Tiffany & Co.’s (TIF) fiscal fourth-quarter earnings rose 0.7% from a prior year weighed down by headquarters relocation costs, while the jewelry retailer’s sales fell short of consensus estimates.
Tiffany warned it expects fiscal first-quarter adjusted earnings to decline about 15% to 20% due to gross margin pressure and higher marketing-related costs, while analysts were looking for flat profit. The company predicts earnings growth in all subsequent quarters.
The company forecast fiscal 2014 earnings from operations of $3.43 to $3.53 a share on 6% to 8% sales growth, in line with the current estimate of $3.50 a share on a 6% revenue increase to $4.04 billion from analysts surveyed by Thomson Reuters.
High-end shoppers have continued to snap up Tiffany’s fine jewelry, such as canary-yellow diamonds and engagement rings. But sales of silver jewelry–which carry a higher profit margin than fine jewelry–have declined of late as the retailer’s less well-heeled customers are swayed by a weak economy, cheaper knockoffs and what some consider a stagnant selection.
Tiffany has plans for an Art Deco collection of silver, onyx and freshwater pearls this spring, as a less-expensive complement to 1920s-style platinum and diamond jewelry it recently created. It also has been developing new products including a new metal alloy–a mix of gold, silver and copper it calls Rubedo–and Tiffany jewelry pieces fashioned from the pinkish-hued metal start at $250 for a small pendant.
For the quarter ended Jan. 31, Tiffany reported a profit of $179.6 million, or $1.40 a share, up from $178.4 million, or $1.39 a share, a year earlier. Last year’s per-share earnings were $3.60 excluding costs to relocate Tiffany’s New York headquarters staff.
The company’s November projection was for per-share earnings of $1.35 to $1.55, below consensus estimates at the time.
Sales increased 4.1% to $1.24 billion, short of the $1.25 billion forecast from Wall Street. Excluding the effect of foreign-currency translation, sales rose 5%.
Same-store sales were flat with the prior year.
Gross margin fell to 59.1% from 60.4%, partly due to pressures from precious metal and diamond costs and a sales-mix shift towards higher-priced, lower margin products.

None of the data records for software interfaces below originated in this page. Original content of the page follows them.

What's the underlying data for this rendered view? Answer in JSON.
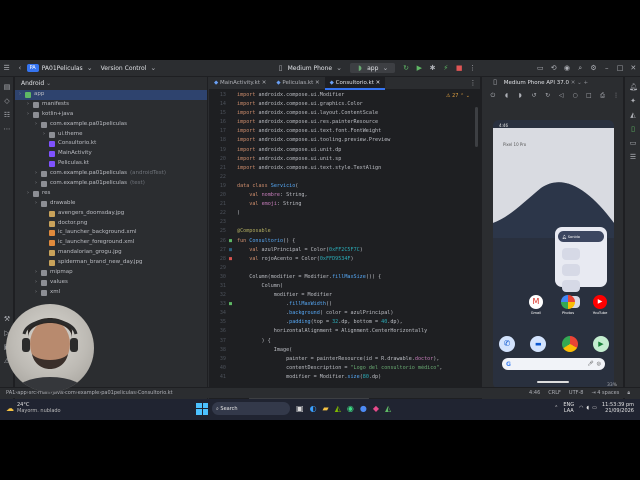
{
  "topbar": {
    "project_badge": "PA",
    "project_name": "PA01Peliculas",
    "vcs": "Version Control",
    "device": "Medium Phone",
    "run_config": "app"
  },
  "project_panel": {
    "title": "Android",
    "tree": [
      {
        "label": "app",
        "note": "",
        "depth": 0,
        "selected": true,
        "kind": "folder-green"
      },
      {
        "label": "manifests",
        "note": "",
        "depth": 1,
        "kind": "folder"
      },
      {
        "label": "kotlin+java",
        "note": "",
        "depth": 1,
        "kind": "folder"
      },
      {
        "label": "com.example.pa01peliculas",
        "note": "",
        "depth": 2,
        "kind": "package"
      },
      {
        "label": "ui.theme",
        "note": "",
        "depth": 3,
        "kind": "package"
      },
      {
        "label": "Consultorio.kt",
        "note": "",
        "depth": 3,
        "kind": "kotlin"
      },
      {
        "label": "MainActivity",
        "note": "",
        "depth": 3,
        "kind": "kotlin"
      },
      {
        "label": "Peliculas.kt",
        "note": "",
        "depth": 3,
        "kind": "kotlin"
      },
      {
        "label": "com.example.pa01peliculas",
        "note": "(androidTest)",
        "depth": 2,
        "kind": "package"
      },
      {
        "label": "com.example.pa01peliculas",
        "note": "(test)",
        "depth": 2,
        "kind": "package"
      },
      {
        "label": "res",
        "note": "",
        "depth": 1,
        "kind": "folder"
      },
      {
        "label": "drawable",
        "note": "",
        "depth": 2,
        "kind": "folder"
      },
      {
        "label": "avengers_doomsday.jpg",
        "note": "",
        "depth": 3,
        "kind": "image"
      },
      {
        "label": "doctor.png",
        "note": "",
        "depth": 3,
        "kind": "image"
      },
      {
        "label": "ic_launcher_background.xml",
        "note": "",
        "depth": 3,
        "kind": "xml"
      },
      {
        "label": "ic_launcher_foreground.xml",
        "note": "",
        "depth": 3,
        "kind": "xml"
      },
      {
        "label": "mandalorian_grogu.jpg",
        "note": "",
        "depth": 3,
        "kind": "image"
      },
      {
        "label": "spiderman_brand_new_day.jpg",
        "note": "",
        "depth": 3,
        "kind": "image"
      },
      {
        "label": "mipmap",
        "note": "",
        "depth": 2,
        "kind": "folder"
      },
      {
        "label": "values",
        "note": "",
        "depth": 2,
        "kind": "folder"
      },
      {
        "label": "xml",
        "note": "",
        "depth": 2,
        "kind": "folder"
      }
    ]
  },
  "editor": {
    "tabs": [
      "MainActivity.kt",
      "Peliculas.kt",
      "Consultorio.kt"
    ],
    "active_tab": 2,
    "warnings": "27",
    "lines": [
      {
        "n": "13",
        "html": "<span class='kw'>import</span> androidx.compose.ui.Modifier"
      },
      {
        "n": "14",
        "html": "<span class='kw'>import</span> androidx.compose.ui.graphics.Color"
      },
      {
        "n": "15",
        "html": "<span class='kw'>import</span> androidx.compose.ui.layout.ContentScale"
      },
      {
        "n": "16",
        "html": "<span class='kw'>import</span> androidx.compose.ui.res.painterResource"
      },
      {
        "n": "17",
        "html": "<span class='kw'>import</span> androidx.compose.ui.text.font.FontWeight"
      },
      {
        "n": "18",
        "html": "<span class='kw'>import</span> androidx.compose.ui.tooling.preview.Preview"
      },
      {
        "n": "19",
        "html": "<span class='kw'>import</span> androidx.compose.ui.unit.dp"
      },
      {
        "n": "20",
        "html": "<span class='kw'>import</span> androidx.compose.ui.unit.sp"
      },
      {
        "n": "21",
        "html": "<span class='kw'>import</span> androidx.compose.ui.text.style.TextAlign"
      },
      {
        "n": "22",
        "html": ""
      },
      {
        "n": "19",
        "html": "<span class='kw'>data class</span> <span class='fn'>Servicio</span>("
      },
      {
        "n": "20",
        "html": "    <span class='kw'>val</span> <span class='pr'>nombre</span>: String,"
      },
      {
        "n": "21",
        "html": "    <span class='kw'>val</span> <span class='pr'>emoji</span>: String"
      },
      {
        "n": "22",
        "html": ")"
      },
      {
        "n": "23",
        "html": ""
      },
      {
        "n": "25",
        "html": "<span class='an'>@Composable</span>"
      },
      {
        "n": "26",
        "html": "<span class='kw'>fun</span> <span class='fn'>Consultorio</span>() {"
      },
      {
        "n": "27",
        "html": "    <span class='kw'>val</span> azulPrincipal = Color(<span class='num'>0xFF2C5F7C</span>)"
      },
      {
        "n": "28",
        "html": "    <span class='kw'>val</span> rojoAcento = Color(<span class='num'>0xFFD9534F</span>)"
      },
      {
        "n": "29",
        "html": ""
      },
      {
        "n": "30",
        "html": "    Column(modifier = Modifier.<span class='fn'>fillMaxSize</span>()) {"
      },
      {
        "n": "31",
        "html": "        Column("
      },
      {
        "n": "32",
        "html": "            modifier = Modifier"
      },
      {
        "n": "33",
        "html": "                .<span class='fn'>fillMaxWidth</span>()"
      },
      {
        "n": "34",
        "html": "                .<span class='fn'>background</span>( color = azulPrincipal)"
      },
      {
        "n": "35",
        "html": "                .<span class='fn'>padding</span>(top = <span class='num'>32</span>.dp, bottom = <span class='num'>40</span>.dp),"
      },
      {
        "n": "36",
        "html": "            horizontalAlignment = Alignment.CenterHorizontally"
      },
      {
        "n": "37",
        "html": "        ) {"
      },
      {
        "n": "38",
        "html": "            Image("
      },
      {
        "n": "39",
        "html": "                painter = painterResource(id = R.drawable.<span class='pr'>doctor</span>),"
      },
      {
        "n": "40",
        "html": "                contentDescription = <span class='str'>\"Logo del consultorio médico\"</span>,"
      },
      {
        "n": "41",
        "html": "                modifier = Modifier.<span class='fn'>size</span>(<span class='num'>80</span>.dp)"
      }
    ]
  },
  "emulator": {
    "title": "Medium Phone API 37.0",
    "status_time": "4:46",
    "search_hint": "Pixel 10 Pro",
    "qs_text": "Sonido",
    "apps_row1": [
      "Gmail",
      "Photos",
      "YouTube"
    ],
    "apps_row2": [
      "Phone",
      "Messages",
      "Chrome",
      "Play Store"
    ],
    "zoom": "33%"
  },
  "statusbar": {
    "breadcrumb": [
      "PA1",
      "app",
      "src",
      "main",
      "java",
      "com",
      "example",
      "pa01peliculas",
      "Consultorio.kt"
    ],
    "position": "4:46",
    "line_ending": "CRLF",
    "encoding": "UTF-8",
    "indent": "4 spaces"
  },
  "taskbar": {
    "weather_temp": "24°C",
    "weather_desc": "Mayorm. nublado",
    "search_placeholder": "Search",
    "lang": "ENG",
    "lang2": "LAA",
    "time": "11:53:39 pm",
    "date": "21/09/2026"
  }
}
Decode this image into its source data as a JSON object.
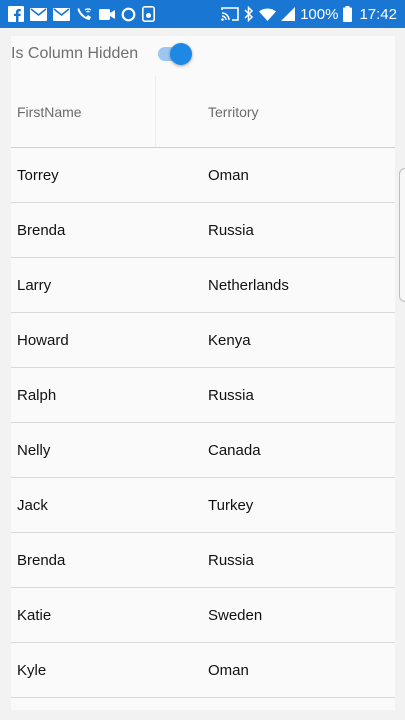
{
  "status_bar": {
    "battery_text": "100%",
    "time": "17:42",
    "left_icons": [
      "facebook-icon",
      "mail-icon",
      "mail-icon",
      "wifi-call-icon",
      "video-icon",
      "circle-icon",
      "phone-app-icon"
    ],
    "right_icons": [
      "cast-icon",
      "bluetooth-icon",
      "wifi-icon",
      "signal-icon",
      "battery-icon"
    ]
  },
  "toggle": {
    "label": "Is Column Hidden",
    "on": true
  },
  "grid": {
    "columns": [
      "FirstName",
      "Territory"
    ],
    "rows": [
      {
        "first": "Torrey",
        "territory": "Oman"
      },
      {
        "first": "Brenda",
        "territory": "Russia"
      },
      {
        "first": "Larry",
        "territory": "Netherlands"
      },
      {
        "first": "Howard",
        "territory": "Kenya"
      },
      {
        "first": "Ralph",
        "territory": "Russia"
      },
      {
        "first": "Nelly",
        "territory": "Canada"
      },
      {
        "first": "Jack",
        "territory": "Turkey"
      },
      {
        "first": "Brenda",
        "territory": "Russia"
      },
      {
        "first": "Katie",
        "territory": "Sweden"
      },
      {
        "first": "Kyle",
        "territory": "Oman"
      }
    ]
  },
  "colors": {
    "status_bar": "#1976d2",
    "accent": "#1e88e5",
    "accent_track": "#9ec6f2"
  }
}
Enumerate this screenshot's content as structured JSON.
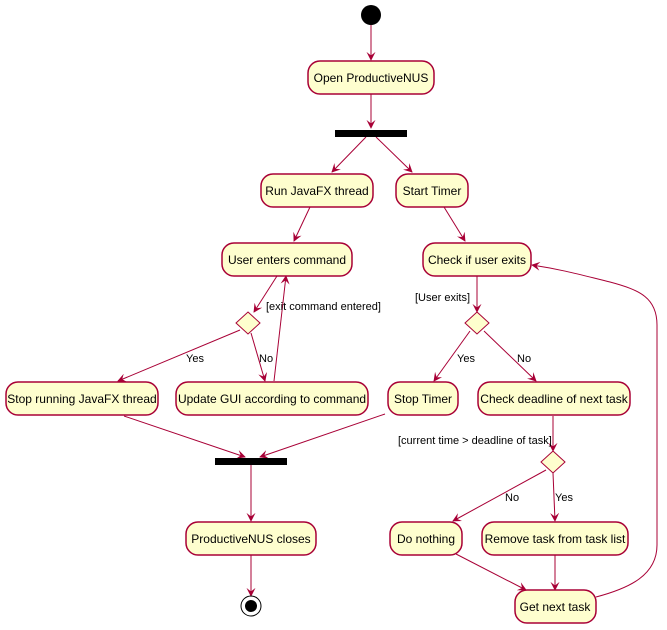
{
  "diagram": {
    "type": "uml-activity",
    "colors": {
      "node_fill": "#FEFECE",
      "node_border": "#A80036",
      "edge": "#A80036",
      "bar": "#000000",
      "start": "#000000"
    },
    "nodes": {
      "open": "Open ProductiveNUS",
      "run_javafx": "Run JavaFX thread",
      "start_timer": "Start Timer",
      "user_enters": "User enters command",
      "check_exit": "Check if user exits",
      "stop_javafx": "Stop running JavaFX thread",
      "update_gui": "Update GUI according to command",
      "stop_timer": "Stop Timer",
      "check_deadline": "Check deadline of next task",
      "closes": "ProductiveNUS closes",
      "do_nothing": "Do nothing",
      "remove_task": "Remove task from task list",
      "get_next": "Get next task"
    },
    "labels": {
      "exit_cmd": "[exit command entered]",
      "user_exits": "[User exits]",
      "deadline_cond": "[current time > deadline of task]",
      "yes1": "Yes",
      "no1": "No",
      "yes2": "Yes",
      "no2": "No",
      "yes3": "Yes",
      "no3": "No"
    }
  }
}
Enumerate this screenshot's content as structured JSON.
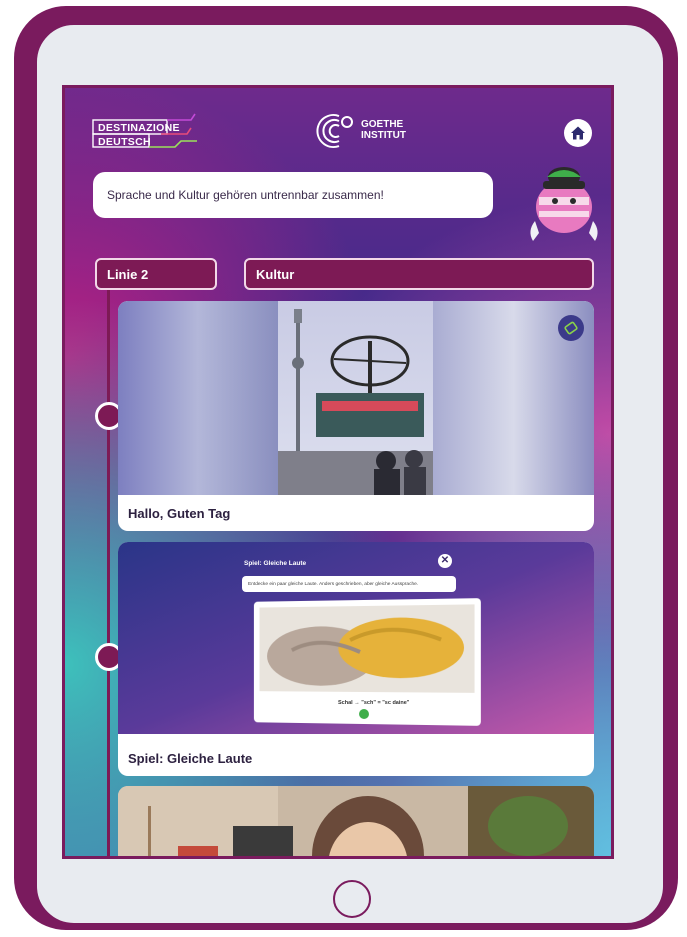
{
  "device": {
    "frame_color": "#7a1b5e",
    "bezel_color": "#e8ebf0"
  },
  "header": {
    "logo_dd_line1": "DESTINAZIONE",
    "logo_dd_line2": "DEUTSCH",
    "goethe_line1": "GOETHE",
    "goethe_line2": "INSTITUT",
    "home_icon": "home-icon"
  },
  "speech_bubble": "Sprache und Kultur gehören untrennbar zusammen!",
  "tabs": {
    "line_label": "Linie 2",
    "section_label": "Kultur"
  },
  "cards": [
    {
      "label": "Hallo, Guten Tag",
      "badge_icon": "ticket-icon"
    },
    {
      "label": "Spiel: Gleiche Laute",
      "game_title": "Spiel: Gleiche Laute",
      "game_instruction": "Entdecke ein paar gleiche Laute. Anders geschrieben, aber gleiche Aussprache.",
      "game_formula": "Schal → \"sch\" = \"sc daine\""
    },
    {
      "label": ""
    }
  ],
  "colors": {
    "accent": "#7d1a55",
    "text_dark": "#2d2140"
  }
}
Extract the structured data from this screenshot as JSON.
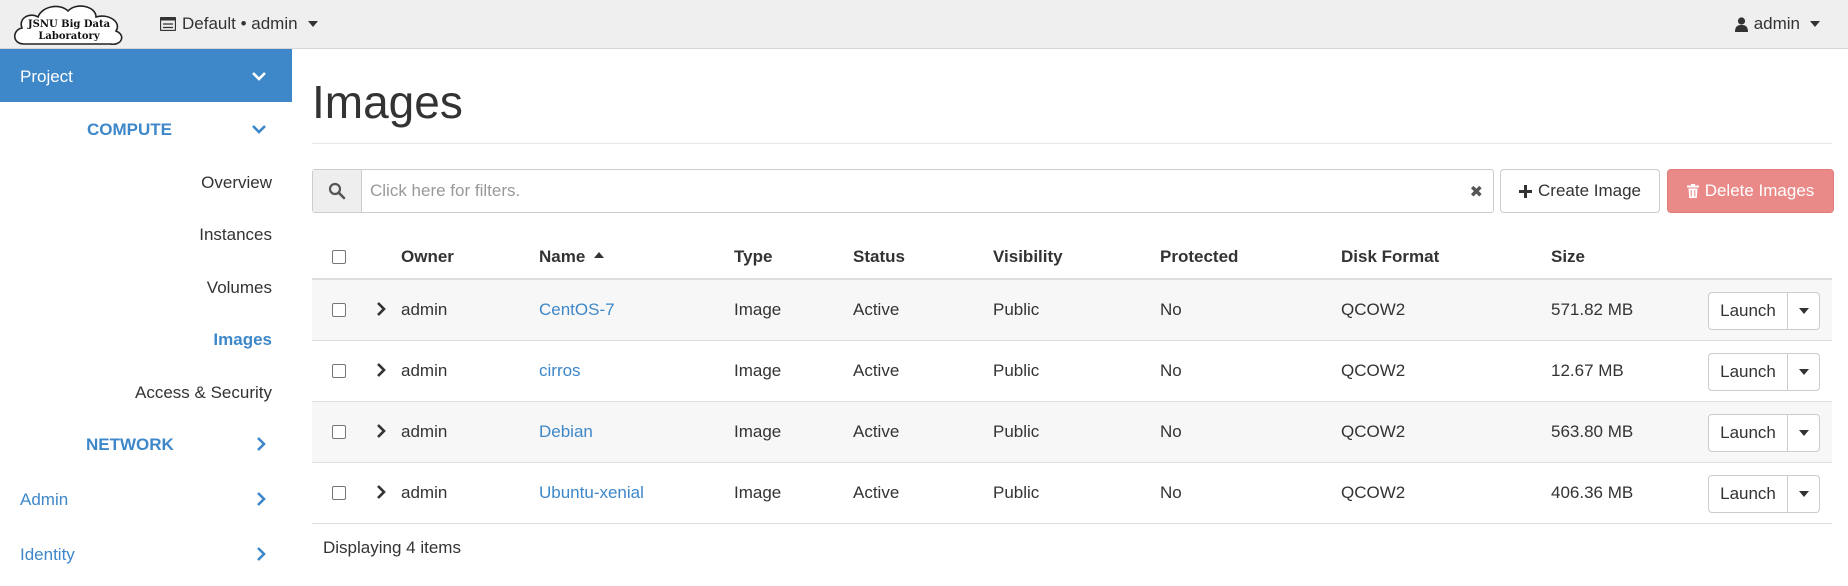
{
  "brand": {
    "logo_line1": "JSNU Big Data",
    "logo_line2": "Laboratory"
  },
  "header": {
    "project_picker": "Default • admin",
    "user": "admin"
  },
  "sidebar": {
    "project": "Project",
    "compute": "COMPUTE",
    "items": [
      {
        "label": "Overview"
      },
      {
        "label": "Instances"
      },
      {
        "label": "Volumes"
      },
      {
        "label": "Images",
        "active": true
      },
      {
        "label": "Access & Security"
      }
    ],
    "network": "NETWORK",
    "admin": "Admin",
    "identity": "Identity"
  },
  "page": {
    "title": "Images"
  },
  "filter": {
    "placeholder": "Click here for filters."
  },
  "actions": {
    "create": "Create Image",
    "delete": "Delete Images"
  },
  "table": {
    "columns": {
      "owner": "Owner",
      "name": "Name",
      "type": "Type",
      "status": "Status",
      "visibility": "Visibility",
      "protected": "Protected",
      "disk_format": "Disk Format",
      "size": "Size"
    },
    "rows": [
      {
        "owner": "admin",
        "name": "CentOS-7",
        "type": "Image",
        "status": "Active",
        "visibility": "Public",
        "protected": "No",
        "disk_format": "QCOW2",
        "size": "571.82 MB",
        "action": "Launch"
      },
      {
        "owner": "admin",
        "name": "cirros",
        "type": "Image",
        "status": "Active",
        "visibility": "Public",
        "protected": "No",
        "disk_format": "QCOW2",
        "size": "12.67 MB",
        "action": "Launch"
      },
      {
        "owner": "admin",
        "name": "Debian",
        "type": "Image",
        "status": "Active",
        "visibility": "Public",
        "protected": "No",
        "disk_format": "QCOW2",
        "size": "563.80 MB",
        "action": "Launch"
      },
      {
        "owner": "admin",
        "name": "Ubuntu-xenial",
        "type": "Image",
        "status": "Active",
        "visibility": "Public",
        "protected": "No",
        "disk_format": "QCOW2",
        "size": "406.36 MB",
        "action": "Launch"
      }
    ],
    "footer": "Displaying 4 items"
  },
  "colors": {
    "accent": "#3e87c9",
    "danger": "#ea8a88",
    "navbar": "#efefef"
  }
}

Shares were trading 3.8% higher at $70.50 premarket. The stock has climbed 18% so far this year through Thursday’s close.
Source: Dow Jones